Commandment 4: Practice Confident Exclusion
Whether you’re a small marketing firm, or a fashion magazine, or whatever, your business exists to help people. Trying to be everything to everybody can make this difficult. It can also undermine your authority. Like commandment 5 and commandment 7, this commandment is designed to keep you from wasting time.
Recently I began working with a Seattle company that sells spices, teas, cookbooks, and a few other spice related accessories. The gals I work with on this project don’t mind putting my feet to the fire when I screw up, which, full disclosure, I did a lot in the first week. I went to their warehouse to get caught up and smooth out the rough patches. During our meeting we went over the first blog post the team whipped up for them. It was a simple post about different varieties of loose leaf tea, how they taste, how they make you feel, and where to find them.

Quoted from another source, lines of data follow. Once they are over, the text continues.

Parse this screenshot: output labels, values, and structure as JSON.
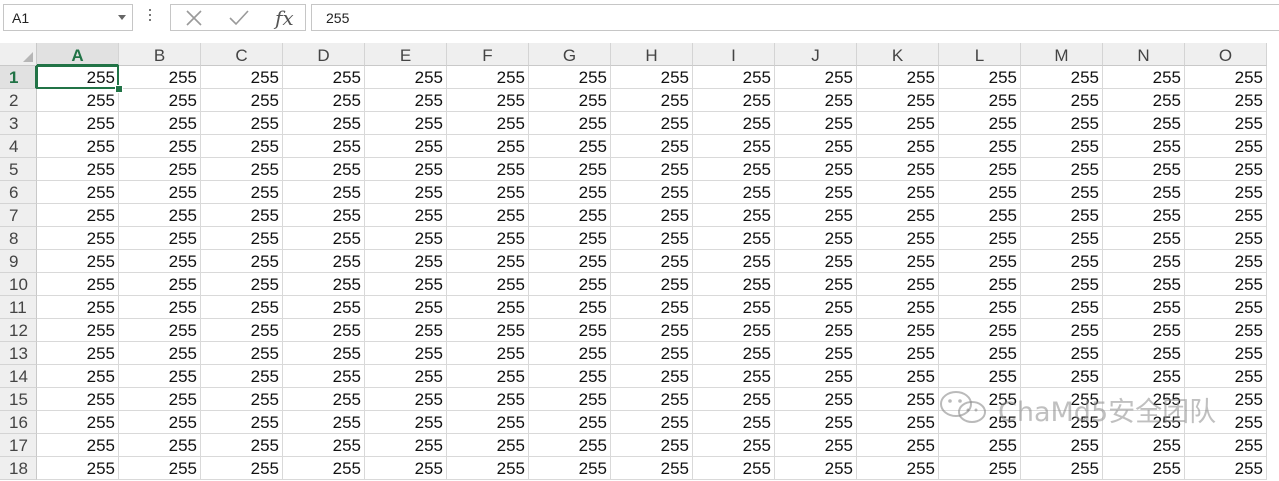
{
  "formula_bar": {
    "name_box": "A1",
    "fx_label": "fx",
    "formula_value": "255"
  },
  "sheet": {
    "selected_cell": "A1",
    "columns": [
      "A",
      "B",
      "C",
      "D",
      "E",
      "F",
      "G",
      "H",
      "I",
      "J",
      "K",
      "L",
      "M",
      "N",
      "O"
    ],
    "rows": [
      "1",
      "2",
      "3",
      "4",
      "5",
      "6",
      "7",
      "8",
      "9",
      "10",
      "11",
      "12",
      "13",
      "14",
      "15",
      "16",
      "17",
      "18"
    ],
    "cell_value": "255",
    "accent_color": "#217346"
  },
  "watermark": {
    "text": "ChaMd5安全团队"
  }
}
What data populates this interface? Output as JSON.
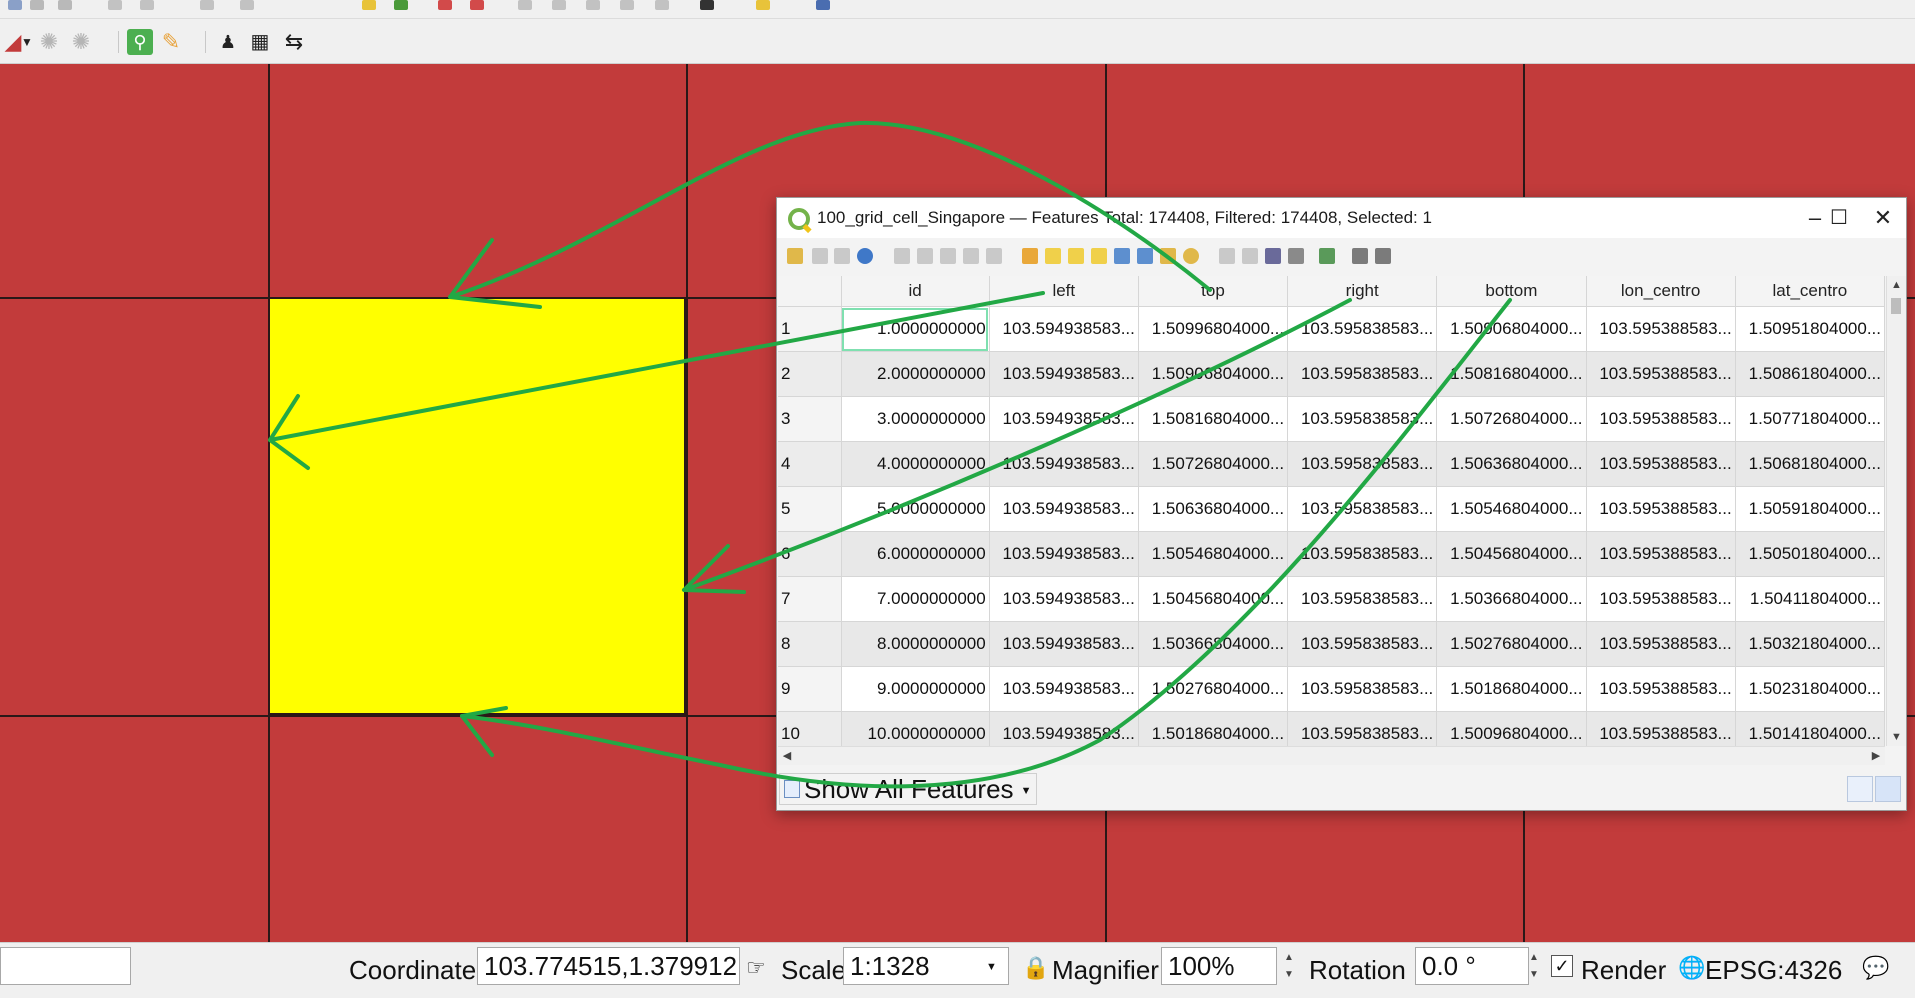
{
  "window": {
    "title": "100_grid_cell_Singapore — Features Total: 174408, Filtered: 174408, Selected: 1",
    "minimize_icon": "minimize-icon",
    "maximize_icon": "maximize-icon",
    "close_icon": "close-icon"
  },
  "table": {
    "columns": [
      "id",
      "left",
      "top",
      "right",
      "bottom",
      "lon_centro",
      "lat_centro"
    ],
    "rows": [
      {
        "n": "1",
        "cells": [
          "1.0000000000",
          "103.594938583...",
          "1.50996804000...",
          "103.595838583...",
          "1.50906804000...",
          "103.595388583...",
          "1.50951804000..."
        ]
      },
      {
        "n": "2",
        "cells": [
          "2.0000000000",
          "103.594938583...",
          "1.50906804000...",
          "103.595838583...",
          "1.50816804000...",
          "103.595388583...",
          "1.50861804000..."
        ]
      },
      {
        "n": "3",
        "cells": [
          "3.0000000000",
          "103.594938583...",
          "1.50816804000...",
          "103.595838583...",
          "1.50726804000...",
          "103.595388583...",
          "1.50771804000..."
        ]
      },
      {
        "n": "4",
        "cells": [
          "4.0000000000",
          "103.594938583...",
          "1.50726804000...",
          "103.595838583...",
          "1.50636804000...",
          "103.595388583...",
          "1.50681804000..."
        ]
      },
      {
        "n": "5",
        "cells": [
          "5.0000000000",
          "103.594938583...",
          "1.50636804000...",
          "103.595838583...",
          "1.50546804000...",
          "103.595388583...",
          "1.50591804000..."
        ]
      },
      {
        "n": "6",
        "cells": [
          "6.0000000000",
          "103.594938583...",
          "1.50546804000...",
          "103.595838583...",
          "1.50456804000...",
          "103.595388583...",
          "1.50501804000..."
        ]
      },
      {
        "n": "7",
        "cells": [
          "7.0000000000",
          "103.594938583...",
          "1.50456804000...",
          "103.595838583...",
          "1.50366804000...",
          "103.595388583...",
          "1.50411804000..."
        ]
      },
      {
        "n": "8",
        "cells": [
          "8.0000000000",
          "103.594938583...",
          "1.50366804000...",
          "103.595838583...",
          "1.50276804000...",
          "103.595388583...",
          "1.50321804000..."
        ]
      },
      {
        "n": "9",
        "cells": [
          "9.0000000000",
          "103.594938583...",
          "1.50276804000...",
          "103.595838583...",
          "1.50186804000...",
          "103.595388583...",
          "1.50231804000..."
        ]
      },
      {
        "n": "10",
        "cells": [
          "10.0000000000",
          "103.594938583...",
          "1.50186804000...",
          "103.595838583...",
          "1.50096804000...",
          "103.595388583...",
          "1.50141804000..."
        ]
      }
    ]
  },
  "filter": {
    "label": "Show All Features"
  },
  "status": {
    "coordinate_label": "Coordinate",
    "coordinate_value": "103.774515,1.379912",
    "scale_label": "Scale",
    "scale_value": "1:1328",
    "magnifier_label": "Magnifier",
    "magnifier_value": "100%",
    "rotation_label": "Rotation",
    "rotation_value": "0.0 °",
    "render_label": "Render",
    "render_checked": "✓",
    "crs_label": "EPSG:4326"
  },
  "colors": {
    "map_fill": "#c23b3b",
    "selected_fill": "#ffff00",
    "annotation_arrows": "#22a845"
  }
}
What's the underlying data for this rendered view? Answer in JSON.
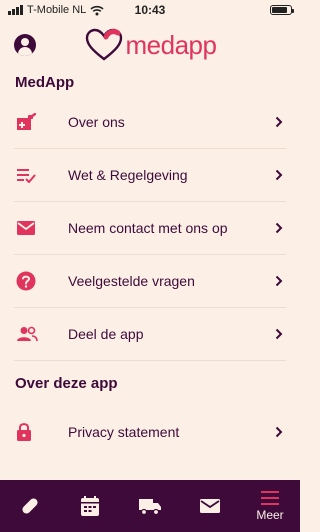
{
  "status_bar": {
    "carrier": "T-Mobile NL",
    "time": "10:43",
    "battery_level": 0.85
  },
  "header": {
    "logo_text": "medapp"
  },
  "sections": [
    {
      "title": "MedApp",
      "items": [
        {
          "label": "Over ons",
          "icon": "medical-kit-icon"
        },
        {
          "label": "Wet & Regelgeving",
          "icon": "checklist-icon"
        },
        {
          "label": "Neem contact met ons op",
          "icon": "mail-icon"
        },
        {
          "label": "Veelgestelde vragen",
          "icon": "question-icon"
        },
        {
          "label": "Deel de app",
          "icon": "people-icon"
        }
      ]
    },
    {
      "title": "Over deze app",
      "items": [
        {
          "label": "Privacy statement",
          "icon": "lock-icon"
        }
      ]
    }
  ],
  "tabbar": {
    "tabs": [
      {
        "icon": "pill-icon",
        "label": ""
      },
      {
        "icon": "calendar-icon",
        "label": ""
      },
      {
        "icon": "truck-icon",
        "label": ""
      },
      {
        "icon": "mail-icon",
        "label": ""
      },
      {
        "icon": "menu-icon",
        "label": "Meer"
      }
    ],
    "active_index": 4
  },
  "colors": {
    "background": "#fcf0e6",
    "primary": "#3d0a3a",
    "accent": "#e0345e"
  }
}
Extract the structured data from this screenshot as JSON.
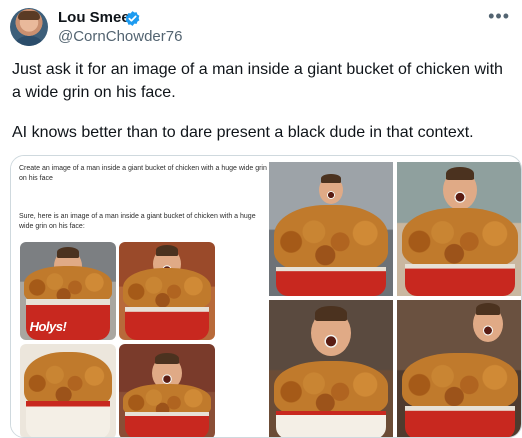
{
  "author": {
    "display_name": "Lou Smeet",
    "handle": "@CornChowder76",
    "verified_icon": "verified-badge-icon",
    "more_icon": "more-options-icon"
  },
  "tweet": {
    "paragraph_1": "Just ask it for an image of a man inside a giant bucket of chicken with a wide grin on his face.",
    "paragraph_2": "AI knows better than to dare present a black dude in that context."
  },
  "media": {
    "chat_prompt": "Create an image of a man inside a giant bucket of chicken with a huge wide grin on his face",
    "chat_reply": "Sure, here is an image of a man inside a giant bucket of chicken with a huge wide grin on his face:",
    "bucket_sign_text": "Holys!"
  },
  "colors": {
    "accent_blue": "#1d9bf0",
    "text_primary": "#0f1419",
    "text_secondary": "#536471",
    "bucket_red": "#c8281f",
    "chicken_brown": "#c07a2c"
  }
}
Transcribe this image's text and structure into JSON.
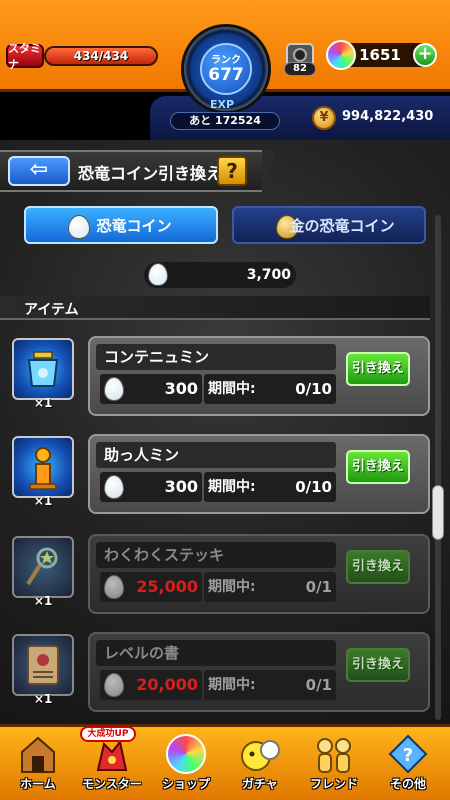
{
  "header": {
    "stamina_label": "スタミナ",
    "stamina_text": "434/434",
    "stamina_fraction": 1.0,
    "rank_label": "ランク",
    "rank_value": "677",
    "exp_label": "EXP",
    "exp_remaining": "あと 172524",
    "box_count": "82",
    "orb_count": "1651",
    "plus_label": "+",
    "coin_icon": "¥",
    "coin_total": "994,822,430"
  },
  "title_bar": {
    "back_label": "⇦",
    "title": "恐竜コイン引き換え",
    "help_label": "?"
  },
  "tabs": [
    {
      "label": "恐竜コイン",
      "active": true
    },
    {
      "label": "金の恐竜コイン",
      "active": false
    }
  ],
  "balance": {
    "value": "3,700"
  },
  "section": {
    "label": "アイテム"
  },
  "items": [
    {
      "name": "コンテニュミン",
      "qty": "×1",
      "cost": "300",
      "period_label": "期間中:",
      "period_value": "0/10",
      "button": "引き換え",
      "enabled": true
    },
    {
      "name": "助っ人ミン",
      "qty": "×1",
      "cost": "300",
      "period_label": "期間中:",
      "period_value": "0/10",
      "button": "引き換え",
      "enabled": true
    },
    {
      "name": "わくわくステッキ",
      "qty": "×1",
      "cost": "25,000",
      "period_label": "期間中:",
      "period_value": "0/1",
      "button": "引き換え",
      "enabled": false
    },
    {
      "name": "レベルの書",
      "qty": "×1",
      "cost": "20,000",
      "period_label": "期間中:",
      "period_value": "0/1",
      "button": "引き換え",
      "enabled": false
    }
  ],
  "bottom_nav": {
    "badge": "大成功UP",
    "items": [
      {
        "label": "ホーム",
        "icon": "home-icon"
      },
      {
        "label": "モンスター",
        "icon": "monster-icon"
      },
      {
        "label": "ショップ",
        "icon": "orb-icon"
      },
      {
        "label": "ガチャ",
        "icon": "gacha-icon"
      },
      {
        "label": "フレンド",
        "icon": "friends-icon"
      },
      {
        "label": "その他",
        "icon": "other-icon"
      }
    ]
  },
  "colors": {
    "header_orange": "#f07800",
    "accent_blue": "#1468d8",
    "button_green": "#1e9a10",
    "insufficient_red": "#d81e1e"
  }
}
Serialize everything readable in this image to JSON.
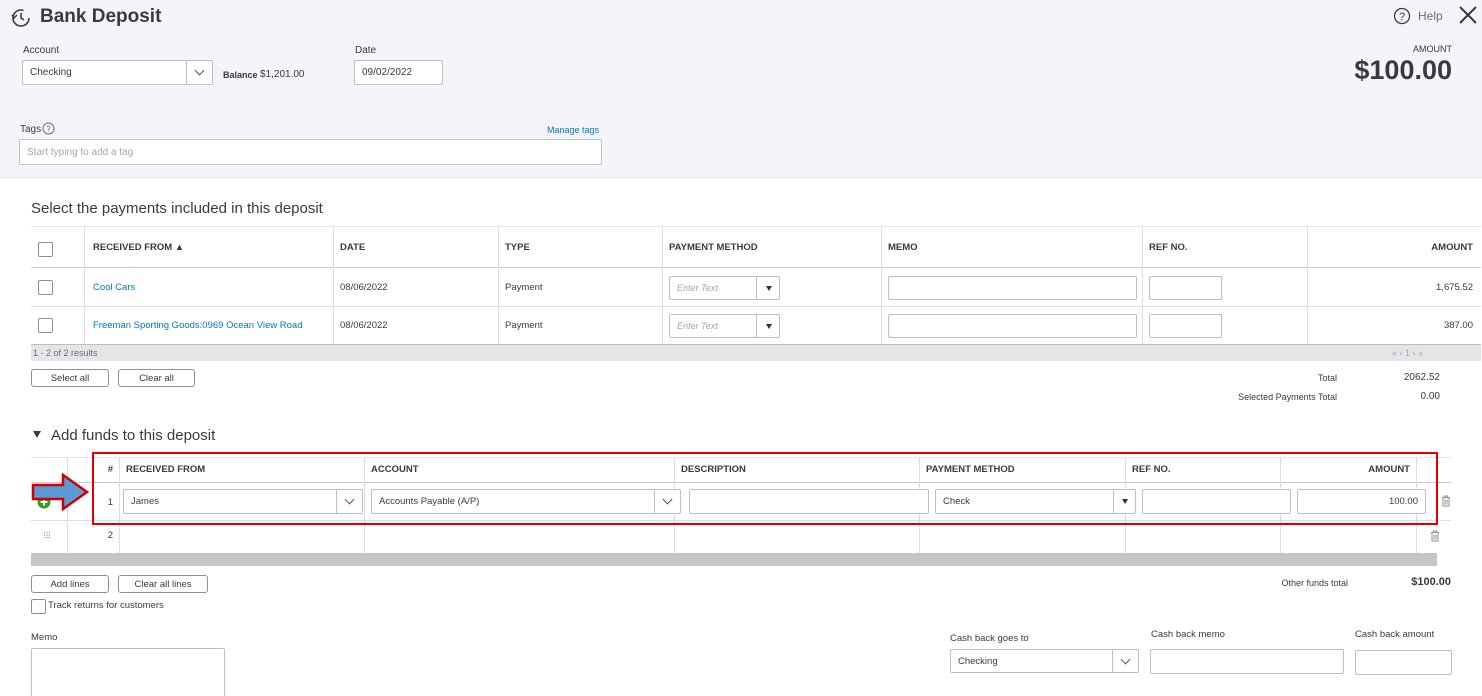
{
  "header": {
    "title": "Bank Deposit",
    "help_label": "Help",
    "account_label": "Account",
    "account_value": "Checking",
    "balance_label": "Balance",
    "balance_value": "$1,201.00",
    "date_label": "Date",
    "date_value": "09/02/2022",
    "amount_label": "AMOUNT",
    "amount_value": "$100.00",
    "tags_label": "Tags",
    "manage_tags": "Manage tags",
    "tags_placeholder": "Start typing to add a tag"
  },
  "payments": {
    "section_title": "Select the payments included in this deposit",
    "columns": [
      "RECEIVED FROM ▲",
      "DATE",
      "TYPE",
      "PAYMENT METHOD",
      "MEMO",
      "REF NO.",
      "AMOUNT"
    ],
    "rows": [
      {
        "received_from": "Cool Cars",
        "date": "08/06/2022",
        "type": "Payment",
        "method_placeholder": "Enter Text",
        "amount": "1,675.52"
      },
      {
        "received_from": "Freeman Sporting Goods:0969 Ocean View Road",
        "date": "08/06/2022",
        "type": "Payment",
        "method_placeholder": "Enter Text",
        "amount": "387.00"
      }
    ],
    "results_text": "1 - 2 of 2 results",
    "pager": "« ‹ 1 › »",
    "select_all": "Select all",
    "clear_all": "Clear all",
    "total_label": "Total",
    "total_value": "2062.52",
    "selected_total_label": "Selected Payments Total",
    "selected_total_value": "0.00"
  },
  "funds": {
    "section_title": "Add funds to this deposit",
    "columns": [
      "#",
      "RECEIVED FROM",
      "ACCOUNT",
      "DESCRIPTION",
      "PAYMENT METHOD",
      "REF NO.",
      "AMOUNT"
    ],
    "rows": [
      {
        "num": "1",
        "received_from": "James",
        "account": "Accounts Payable (A/P)",
        "description": "",
        "method": "Check",
        "ref": "",
        "amount": "100.00"
      },
      {
        "num": "2"
      }
    ],
    "add_lines": "Add lines",
    "clear_all_lines": "Clear all lines",
    "other_funds_label": "Other funds total",
    "other_funds_value": "$100.00",
    "track_returns": "Track returns for customers"
  },
  "footer": {
    "memo_label": "Memo",
    "cash_back_goes_to_label": "Cash back goes to",
    "cash_back_goes_to_value": "Checking",
    "cash_back_memo_label": "Cash back memo",
    "cash_back_amount_label": "Cash back amount"
  },
  "colors": {
    "link": "#0077c5",
    "highlight_box": "#e00000",
    "arrow_fill": "#5b9bd5",
    "arrow_stroke": "#d00000",
    "add_icon": "#2ca01c"
  }
}
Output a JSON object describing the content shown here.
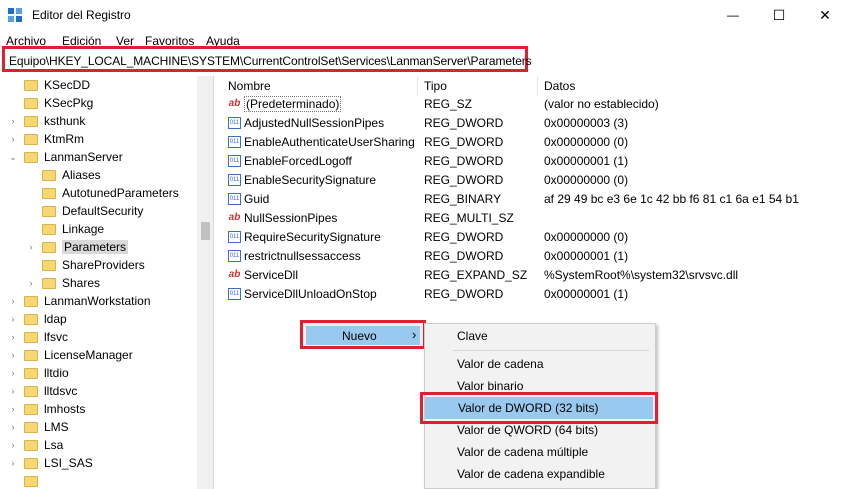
{
  "window": {
    "title": "Editor del Registro",
    "minimize": "—",
    "maximize": "☐",
    "close": "✕"
  },
  "menu": [
    "Archivo",
    "Edición",
    "Ver",
    "Favoritos",
    "Ayuda"
  ],
  "address": "Equipo\\HKEY_LOCAL_MACHINE\\SYSTEM\\CurrentControlSet\\Services\\LanmanServer\\Parameters",
  "tree": [
    {
      "label": "KSecDD",
      "chev": ""
    },
    {
      "label": "KSecPkg",
      "chev": ""
    },
    {
      "label": "ksthunk",
      "chev": ">"
    },
    {
      "label": "KtmRm",
      "chev": ">"
    },
    {
      "label": "LanmanServer",
      "chev": "v"
    },
    {
      "label": "Aliases",
      "chev": ""
    },
    {
      "label": "AutotunedParameters",
      "chev": ""
    },
    {
      "label": "DefaultSecurity",
      "chev": ""
    },
    {
      "label": "Linkage",
      "chev": ""
    },
    {
      "label": "Parameters",
      "chev": ">"
    },
    {
      "label": "ShareProviders",
      "chev": ""
    },
    {
      "label": "Shares",
      "chev": ">"
    },
    {
      "label": "LanmanWorkstation",
      "chev": ">"
    },
    {
      "label": "ldap",
      "chev": ">"
    },
    {
      "label": "lfsvc",
      "chev": ">"
    },
    {
      "label": "LicenseManager",
      "chev": ">"
    },
    {
      "label": "lltdio",
      "chev": ">"
    },
    {
      "label": "lltdsvc",
      "chev": ">"
    },
    {
      "label": "lmhosts",
      "chev": ">"
    },
    {
      "label": "LMS",
      "chev": ">"
    },
    {
      "label": "Lsa",
      "chev": ">"
    },
    {
      "label": "LSI_SAS",
      "chev": ">"
    },
    {
      "label": "",
      "chev": ""
    }
  ],
  "columns": {
    "name": "Nombre",
    "type": "Tipo",
    "data": "Datos"
  },
  "values": [
    {
      "name": "(Predeterminado)",
      "type": "REG_SZ",
      "data": "(valor no establecido)",
      "icon": "ab"
    },
    {
      "name": "AdjustedNullSessionPipes",
      "type": "REG_DWORD",
      "data": "0x00000003 (3)",
      "icon": "bin"
    },
    {
      "name": "EnableAuthenticateUserSharing",
      "type": "REG_DWORD",
      "data": "0x00000000 (0)",
      "icon": "bin"
    },
    {
      "name": "EnableForcedLogoff",
      "type": "REG_DWORD",
      "data": "0x00000001 (1)",
      "icon": "bin"
    },
    {
      "name": "EnableSecuritySignature",
      "type": "REG_DWORD",
      "data": "0x00000000 (0)",
      "icon": "bin"
    },
    {
      "name": "Guid",
      "type": "REG_BINARY",
      "data": "af 29 49 bc e3 6e 1c 42 bb f6 81 c1 6a e1 54 b1",
      "icon": "bin"
    },
    {
      "name": "NullSessionPipes",
      "type": "REG_MULTI_SZ",
      "data": "",
      "icon": "ab"
    },
    {
      "name": "RequireSecuritySignature",
      "type": "REG_DWORD",
      "data": "0x00000000 (0)",
      "icon": "bin"
    },
    {
      "name": "restrictnullsessaccess",
      "type": "REG_DWORD",
      "data": "0x00000001 (1)",
      "icon": "bin"
    },
    {
      "name": "ServiceDll",
      "type": "REG_EXPAND_SZ",
      "data": "%SystemRoot%\\system32\\srvsvc.dll",
      "icon": "ab"
    },
    {
      "name": "ServiceDllUnloadOnStop",
      "type": "REG_DWORD",
      "data": "0x00000001 (1)",
      "icon": "bin"
    }
  ],
  "context": {
    "nuevo": "Nuevo",
    "arrow": "›"
  },
  "submenu": [
    "Clave",
    "Valor de cadena",
    "Valor binario",
    "Valor de DWORD (32 bits)",
    "Valor de QWORD (64 bits)",
    "Valor de cadena múltiple",
    "Valor de cadena expandible"
  ],
  "colors": {
    "highlight": "#e0202f",
    "selection": "#99c9ef"
  }
}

There were many issues with that post. When I outlined the post in the very beginning, I instructed the writer to include one or two teas not found on their site in addition to the featured teas. She followed my instructions exactly, so when the client brought up this issue with the blog post, I thought I had a well founded defense for that decision. I explained that this was a move to make the post less sales-ey and more authoritative.
The client’s response: “Seth, we already are the authority. If we don’t carry something, it’s because it isn’t good enough.“
There are many ways to be snooty. The above, I think, is an example of one of the right ways. You can be snooty about your products, you can be snooty about your service. Personally, I chose to be snooty about my clients.
I represent the best, and they expect the best from me. That’s just how I like it.